The Lambeth Apocalypse (Lambeth Palace Library 209, c. 1260-67) is one of only a few manuscripts studied that are not housed in Cambridge collections. Like many of the volume’s contributions, the study is jointly authored by Panayotova and Ricciardi. Since I know this manuscript and its iconographic tradition well, I will comment on their entry to give a sense of a fully developed case study. It begins with a brief overview of received knowledge, the manuscript’s place within the rich genre of illustrated Anglo-French Apocalypses, relating what is known regarding dating, style, and likely workshop and patronage, all accurate information concisely specified. It also helpfully compares Lambeth with the previously discussed Trinity Apocalypse. Particularly valuable is the codicological analysis of the manuscript’s two sections, the first containing seventy-eight half-page illustrations of Revelation combining tinted drawings and fully illuminated miniatures placed above the Latin biblical and commentary texts, the second twenty-eight full-page tinted drawings of a variety of allegorical, devotional, and hagiographic topics, including the Life of John. Although it notes one of Lambeth’s unique features—the added bas-de-page scenes of the Life of Antichrist—it unfortunately does not include these among the numerous illustrations of the manuscript, a rare missed opportunity. So far, so good: we are offered a succinct and reliable introduction for anyone initially studying the manuscript. The superb technical analyses then follow. Supported by photomicrographs detailing the application of gold, silver, and glazes as well as the treatment of draperies and flesh tones, these analyses both support previous art historical interpretations and add a new dimension to our understanding of this impressive manuscript and the complex collaboration of its several artists. Although I do not know many of the manuscripts that this volume similarly studies in detail, those I do know receive comparable expert exploration and achieve comparable insights. Perhaps more importantly, those manuscripts that are new to me are effectively and temptingly introduced. It is difficult to overstate how much I learned from the case studies.

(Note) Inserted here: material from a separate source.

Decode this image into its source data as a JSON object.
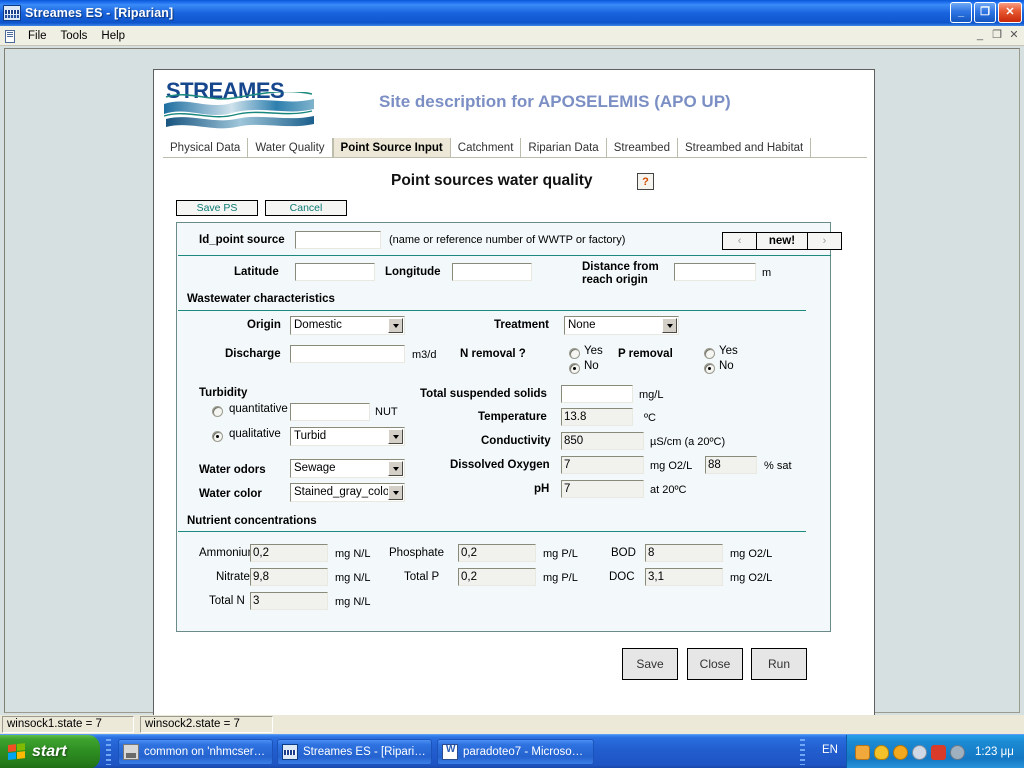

Unlike so many recently published “handbooks” with often sparse general information and poor quality illustrations, this lengthy and spectacularly illustrated volume has a modest subtitle that thoroughly underestimates its immense value and likely influence. The Art and Science of Illuminated Manuscripts: A Handbook is highly recommended to all interested in illustrated manuscripts, their description, analysis, production, and conservation. Many of its case studies, furthermore, could be assigned to students as models of the best research practices and as examples of how to write meticulous technical analysis with clarity and precision.

The essays and case studies are supported by an index of manuscripts (including comparanda) and two comprehensive bibliographies: of books, articles, and dissertations, and of exhibition catalogues.